 The entire building is very dark and has been since it was built. It is hot in the summer and cold in the winter.

 This is the second largest sandstone building in the world second only to the Kremlin.

 The room with the small balcony housed the nurses that worked there.  They worked 14 hour days with only 1 day off each month.  They were paid 12 dollars a week and it cost them 12.00 a month to live there. They were not allowed to have children or be married.

 It took next to nothing to be committed to institutions like this one. I will show you a list of reasons in a future post.  Basically, once you were in, there was no getting out. This place was initially designed to accommodate 250 patients, when it closed in 1994 (yes, that is the right date), it held 2500 patients.

 This building was added to accommodate the tuberculosis epidemic. There are caged in balconies on either end of the building on each floor and patients were wheeled out there in cold weather to breathe the fresh air.  It was later discovered that this treatment actually worsened TB.

 The sandstone for the building came from the surrounding hills.  The stone was cut and carved by Irish and German stone masons.

 The rear of the building.  This was a self sustaining institution.  They had their own farms, coal mine, hospital, etc. and were so independent that the depression had little effect on the asylum.

 This is the morgue. The nurse is standing in front of one of the body storage units. This is the usual way the patients left this asylum.  Most bodies were unclaimed and the asylum has 3 cemeteries.

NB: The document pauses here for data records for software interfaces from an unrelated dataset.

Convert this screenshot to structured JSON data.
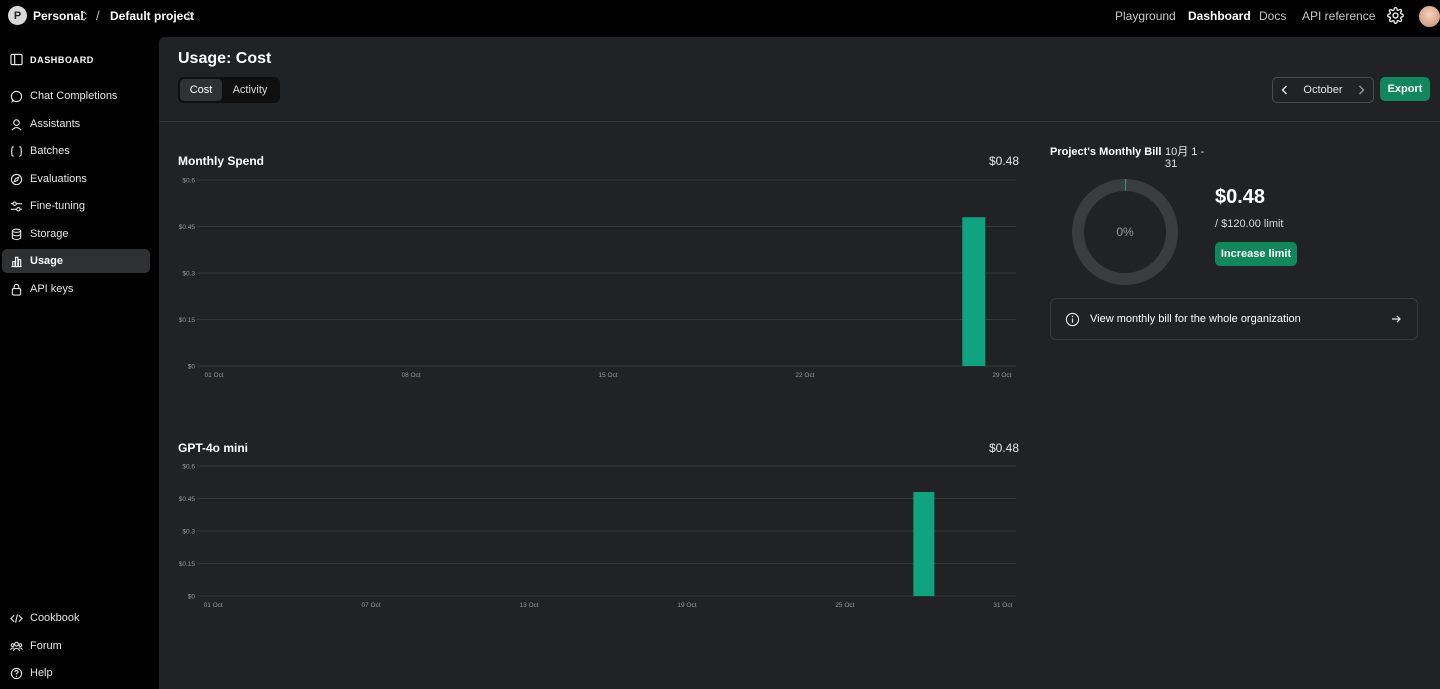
{
  "topbar": {
    "org_initial": "P",
    "org_name": "Personal",
    "separator": "/",
    "project_name": "Default project",
    "links": [
      "Playground",
      "Dashboard",
      "Docs",
      "API reference"
    ],
    "active_link": "Dashboard"
  },
  "sidebar": {
    "header": "DASHBOARD",
    "items": [
      {
        "label": "Chat Completions",
        "icon": "chat-icon"
      },
      {
        "label": "Assistants",
        "icon": "assistant-icon"
      },
      {
        "label": "Batches",
        "icon": "batches-icon"
      },
      {
        "label": "Evaluations",
        "icon": "compass-icon"
      },
      {
        "label": "Fine-tuning",
        "icon": "sliders-icon"
      },
      {
        "label": "Storage",
        "icon": "database-icon"
      },
      {
        "label": "Usage",
        "icon": "bar-chart-icon",
        "active": true
      },
      {
        "label": "API keys",
        "icon": "lock-icon"
      }
    ],
    "footer_items": [
      {
        "label": "Cookbook",
        "icon": "code-icon"
      },
      {
        "label": "Forum",
        "icon": "people-icon"
      },
      {
        "label": "Help",
        "icon": "help-icon"
      }
    ]
  },
  "main": {
    "title": "Usage: Cost",
    "tabs": [
      "Cost",
      "Activity"
    ],
    "active_tab": "Cost",
    "month": "October",
    "export_label": "Export"
  },
  "bill": {
    "title": "Project's Monthly Bill",
    "range_line1": "10月 1 -",
    "range_line2": "31",
    "percent": "0%",
    "percent_value": 0.004,
    "amount": "$0.48",
    "limit": "/ $120.00 limit",
    "increase_label": "Increase limit",
    "org_bill_text": "View monthly bill for the whole organization"
  },
  "colors": {
    "accent": "#11875d",
    "bar": "#10a37f",
    "panel": "#212223",
    "background": "#000000"
  },
  "chart_data": [
    {
      "type": "bar",
      "title": "Monthly Spend",
      "total": "$0.48",
      "x": [
        "01 Oct",
        "02 Oct",
        "03 Oct",
        "04 Oct",
        "05 Oct",
        "06 Oct",
        "07 Oct",
        "08 Oct",
        "09 Oct",
        "10 Oct",
        "11 Oct",
        "12 Oct",
        "13 Oct",
        "14 Oct",
        "15 Oct",
        "16 Oct",
        "17 Oct",
        "18 Oct",
        "19 Oct",
        "20 Oct",
        "21 Oct",
        "22 Oct",
        "23 Oct",
        "24 Oct",
        "25 Oct",
        "26 Oct",
        "27 Oct",
        "28 Oct",
        "29 Oct"
      ],
      "values": [
        0,
        0,
        0,
        0,
        0,
        0,
        0,
        0,
        0,
        0,
        0,
        0,
        0,
        0,
        0,
        0,
        0,
        0,
        0,
        0,
        0,
        0,
        0,
        0,
        0,
        0,
        0,
        0.48,
        0
      ],
      "x_ticks": [
        "01 Oct",
        "08 Oct",
        "15 Oct",
        "22 Oct",
        "29 Oct"
      ],
      "y_ticks": [
        "$0",
        "$0.15",
        "$0.3",
        "$0.45",
        "$0.6"
      ],
      "ylim": [
        0,
        0.6
      ],
      "grid": true
    },
    {
      "type": "bar",
      "title": "GPT-4o mini",
      "total": "$0.48",
      "x": [
        "01 Oct",
        "02 Oct",
        "03 Oct",
        "04 Oct",
        "05 Oct",
        "06 Oct",
        "07 Oct",
        "08 Oct",
        "09 Oct",
        "10 Oct",
        "11 Oct",
        "12 Oct",
        "13 Oct",
        "14 Oct",
        "15 Oct",
        "16 Oct",
        "17 Oct",
        "18 Oct",
        "19 Oct",
        "20 Oct",
        "21 Oct",
        "22 Oct",
        "23 Oct",
        "24 Oct",
        "25 Oct",
        "26 Oct",
        "27 Oct",
        "28 Oct",
        "29 Oct",
        "30 Oct",
        "31 Oct"
      ],
      "values": [
        0,
        0,
        0,
        0,
        0,
        0,
        0,
        0,
        0,
        0,
        0,
        0,
        0,
        0,
        0,
        0,
        0,
        0,
        0,
        0,
        0,
        0,
        0,
        0,
        0,
        0,
        0,
        0.48,
        0,
        0,
        0
      ],
      "x_ticks": [
        "01 Oct",
        "07 Oct",
        "13 Oct",
        "19 Oct",
        "25 Oct",
        "31 Oct"
      ],
      "y_ticks": [
        "$0",
        "$0.15",
        "$0.3",
        "$0.45",
        "$0.6"
      ],
      "ylim": [
        0,
        0.6
      ],
      "grid": true
    }
  ]
}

I will have more tomorrow.  We took so many photos that we filled the camera and had to use our phones towards the end of the tour.